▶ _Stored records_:
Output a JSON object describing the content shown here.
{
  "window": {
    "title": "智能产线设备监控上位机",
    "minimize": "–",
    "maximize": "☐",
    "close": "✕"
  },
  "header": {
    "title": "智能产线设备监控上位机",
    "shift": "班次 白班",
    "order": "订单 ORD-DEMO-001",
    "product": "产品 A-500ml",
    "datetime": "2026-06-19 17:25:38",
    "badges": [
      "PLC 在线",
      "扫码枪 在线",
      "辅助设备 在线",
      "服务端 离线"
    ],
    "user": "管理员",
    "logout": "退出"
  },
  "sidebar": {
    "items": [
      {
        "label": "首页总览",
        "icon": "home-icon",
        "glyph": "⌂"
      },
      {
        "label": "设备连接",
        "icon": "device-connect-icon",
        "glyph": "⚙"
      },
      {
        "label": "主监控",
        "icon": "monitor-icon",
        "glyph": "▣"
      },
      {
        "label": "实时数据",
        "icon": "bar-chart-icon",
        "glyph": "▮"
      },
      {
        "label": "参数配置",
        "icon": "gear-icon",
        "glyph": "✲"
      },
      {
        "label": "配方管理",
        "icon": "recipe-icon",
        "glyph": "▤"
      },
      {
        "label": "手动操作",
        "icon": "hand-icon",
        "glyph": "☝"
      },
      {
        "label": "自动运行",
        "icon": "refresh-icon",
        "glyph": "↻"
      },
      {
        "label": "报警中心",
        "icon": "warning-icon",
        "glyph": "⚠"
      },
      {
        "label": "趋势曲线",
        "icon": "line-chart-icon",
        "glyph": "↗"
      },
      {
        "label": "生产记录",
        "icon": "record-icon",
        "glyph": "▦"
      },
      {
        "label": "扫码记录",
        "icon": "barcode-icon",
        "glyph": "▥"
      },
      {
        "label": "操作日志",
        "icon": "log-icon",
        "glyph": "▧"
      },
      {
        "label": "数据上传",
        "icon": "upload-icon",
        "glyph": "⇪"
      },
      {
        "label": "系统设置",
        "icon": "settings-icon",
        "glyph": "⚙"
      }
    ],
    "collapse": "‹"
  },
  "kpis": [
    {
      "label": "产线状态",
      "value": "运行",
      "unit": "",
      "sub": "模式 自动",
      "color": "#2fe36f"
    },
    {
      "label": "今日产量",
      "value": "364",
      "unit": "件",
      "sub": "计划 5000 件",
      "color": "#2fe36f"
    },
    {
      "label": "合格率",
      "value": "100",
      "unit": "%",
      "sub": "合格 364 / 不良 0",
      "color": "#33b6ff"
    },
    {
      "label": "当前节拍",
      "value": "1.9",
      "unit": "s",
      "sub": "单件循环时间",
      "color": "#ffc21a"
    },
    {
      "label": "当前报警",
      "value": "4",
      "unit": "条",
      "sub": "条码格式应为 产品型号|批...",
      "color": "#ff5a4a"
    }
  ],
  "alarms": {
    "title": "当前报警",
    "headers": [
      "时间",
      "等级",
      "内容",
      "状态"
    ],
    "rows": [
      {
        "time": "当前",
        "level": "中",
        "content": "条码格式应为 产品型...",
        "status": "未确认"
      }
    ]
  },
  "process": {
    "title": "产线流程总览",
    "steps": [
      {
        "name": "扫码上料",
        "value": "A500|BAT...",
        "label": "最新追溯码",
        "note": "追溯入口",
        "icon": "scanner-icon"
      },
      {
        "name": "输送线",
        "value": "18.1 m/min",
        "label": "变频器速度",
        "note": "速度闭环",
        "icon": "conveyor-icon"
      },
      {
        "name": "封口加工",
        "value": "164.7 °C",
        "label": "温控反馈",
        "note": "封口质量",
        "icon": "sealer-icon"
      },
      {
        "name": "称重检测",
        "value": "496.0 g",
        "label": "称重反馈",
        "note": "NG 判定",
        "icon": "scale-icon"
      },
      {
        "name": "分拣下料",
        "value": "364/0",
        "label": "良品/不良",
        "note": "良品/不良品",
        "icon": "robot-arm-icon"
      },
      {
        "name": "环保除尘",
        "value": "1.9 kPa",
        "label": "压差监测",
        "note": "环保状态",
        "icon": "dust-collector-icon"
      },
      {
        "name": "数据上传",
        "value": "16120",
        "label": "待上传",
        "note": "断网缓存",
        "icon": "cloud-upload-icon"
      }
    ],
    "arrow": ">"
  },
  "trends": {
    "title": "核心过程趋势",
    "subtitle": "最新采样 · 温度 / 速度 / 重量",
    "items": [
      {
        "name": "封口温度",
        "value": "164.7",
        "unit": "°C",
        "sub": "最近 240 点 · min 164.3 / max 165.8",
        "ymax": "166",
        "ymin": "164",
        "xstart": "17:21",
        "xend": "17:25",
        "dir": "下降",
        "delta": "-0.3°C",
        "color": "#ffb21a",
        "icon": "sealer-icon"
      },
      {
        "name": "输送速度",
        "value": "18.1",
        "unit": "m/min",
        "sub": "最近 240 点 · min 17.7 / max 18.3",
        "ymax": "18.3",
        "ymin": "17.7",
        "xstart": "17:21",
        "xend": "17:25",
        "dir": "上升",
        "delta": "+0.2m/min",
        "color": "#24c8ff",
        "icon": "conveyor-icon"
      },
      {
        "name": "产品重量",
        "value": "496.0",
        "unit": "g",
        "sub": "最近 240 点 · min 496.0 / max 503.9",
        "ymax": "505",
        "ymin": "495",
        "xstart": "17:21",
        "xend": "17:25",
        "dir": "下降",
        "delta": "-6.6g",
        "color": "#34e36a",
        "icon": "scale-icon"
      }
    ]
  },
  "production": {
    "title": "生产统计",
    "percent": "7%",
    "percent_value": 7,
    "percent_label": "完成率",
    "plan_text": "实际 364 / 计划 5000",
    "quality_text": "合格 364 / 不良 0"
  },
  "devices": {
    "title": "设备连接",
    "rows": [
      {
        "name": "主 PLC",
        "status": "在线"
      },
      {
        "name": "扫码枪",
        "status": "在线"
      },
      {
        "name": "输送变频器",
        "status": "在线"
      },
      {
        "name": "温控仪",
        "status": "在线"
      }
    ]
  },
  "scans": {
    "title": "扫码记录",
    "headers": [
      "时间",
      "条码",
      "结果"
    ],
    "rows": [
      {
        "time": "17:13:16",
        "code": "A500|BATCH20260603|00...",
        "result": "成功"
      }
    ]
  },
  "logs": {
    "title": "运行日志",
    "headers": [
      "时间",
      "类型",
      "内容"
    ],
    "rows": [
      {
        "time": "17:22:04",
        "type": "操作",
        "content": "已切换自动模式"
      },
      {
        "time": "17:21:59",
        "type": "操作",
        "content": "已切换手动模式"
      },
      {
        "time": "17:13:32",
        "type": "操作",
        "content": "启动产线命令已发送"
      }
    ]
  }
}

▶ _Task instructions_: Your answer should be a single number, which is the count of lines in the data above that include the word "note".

▶ _Response below_: 7